GAO backs science behind coal dust PEL
An Obama administration plan to decrease black lung disease by reducing the amount of respirable dust to which coal miners are exposed has gotten the nod from the United States Government Accountability Office (GAO), which has determined that scientific research behind proposed exposure limits is valid.
In October 2010, the Mine Safety and Health Administration (MSHA)—the federal agency responsible for setting and enforcing mine safety and health standards—proposed revising the existing standard for coal mine dust to lower the permissible exposure limit (PEL)2 from 2.0 milligrams of dust per cubic meter of air (mg/m3) to 1.0 mg/m3.3
Several coal mining companies objected, questioning the evidence and analytical methods used to support the proposed PEL.
House Republicans inserted language into an appropriations bill prohibiting the implementation of the PEL until the GAO evaluated the research used to justify it.

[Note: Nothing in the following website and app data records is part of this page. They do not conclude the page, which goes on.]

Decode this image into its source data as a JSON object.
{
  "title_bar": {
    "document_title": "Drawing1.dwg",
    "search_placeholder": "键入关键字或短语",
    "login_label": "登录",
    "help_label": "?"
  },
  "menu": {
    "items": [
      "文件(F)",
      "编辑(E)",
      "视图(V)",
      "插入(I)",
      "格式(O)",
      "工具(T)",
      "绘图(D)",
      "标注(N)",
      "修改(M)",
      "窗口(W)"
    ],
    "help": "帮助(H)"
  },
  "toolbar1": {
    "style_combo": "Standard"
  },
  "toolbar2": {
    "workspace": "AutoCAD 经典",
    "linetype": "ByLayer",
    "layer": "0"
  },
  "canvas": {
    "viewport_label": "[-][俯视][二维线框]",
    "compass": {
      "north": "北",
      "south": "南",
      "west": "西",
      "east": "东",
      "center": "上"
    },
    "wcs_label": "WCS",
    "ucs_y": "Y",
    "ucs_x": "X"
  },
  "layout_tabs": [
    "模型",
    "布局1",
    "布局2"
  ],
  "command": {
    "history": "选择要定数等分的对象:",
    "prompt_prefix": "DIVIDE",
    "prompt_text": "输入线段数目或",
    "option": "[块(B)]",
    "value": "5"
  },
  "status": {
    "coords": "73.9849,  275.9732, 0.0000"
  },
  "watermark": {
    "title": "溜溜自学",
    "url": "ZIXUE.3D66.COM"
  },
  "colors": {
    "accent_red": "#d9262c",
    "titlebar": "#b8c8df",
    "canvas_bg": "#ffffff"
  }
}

Black lung disease, the term for coal workers’ pneumoconiosis (CWP) and other lung diseases, has killed 75,000 coal miners since 1968, according to NIOSH. The cost of the disease is substantial; since 1970, through the Black Lung Benefits Program, the Department of Labor has paid over $44 billion in benefits to miners (or their survivors) who were totally disabled by respiratory diseases.
“Our evaluation of the reports MSHA used to support its proposal and the key scientific studies on which the reports were based shows that they support the conclusion that lowering the PEL from 2.0 mg/m3 to 1.0 mg/m3 would reduce miners’ risk of disease,” according to a statement by the GAO. “The reports and key studies concluded that miners’ cumulative exposure to coal mine dust at the current PEL over their working lives places them at an increased risk of developing CWP, progressive massive fibrosis, and decreased lung function, among other adverse health outcomes.”
The GAO review found that researchers took "reasonable steps" to mitigate the limitations and biases in the data, such as using multiple x-ray specialists to reduce the risk of misclassifying disease and making adjustments to coal mine dust samples where bias was suspected.
“In addition to addressing the limitations and biases in the data, researchers used appropriate analytical methods to conclude that lowering the existing PEL would decrease miners’ risk of developing black lung disease. For example, in addition to taking steps to precisely estimate a miner’s cumulative exposure, the researchers accounted for several factors in their analyses—such as the age of the miners, the carbon content of the coal (coal rank), and other factors known to be associated with the disease—to better estimate the effect of cumulative exposure to coal mine dust.
“ Further, the other studies we identified generally supported the conclusion that reducing the PEL would reduce miners’ risk of disease.”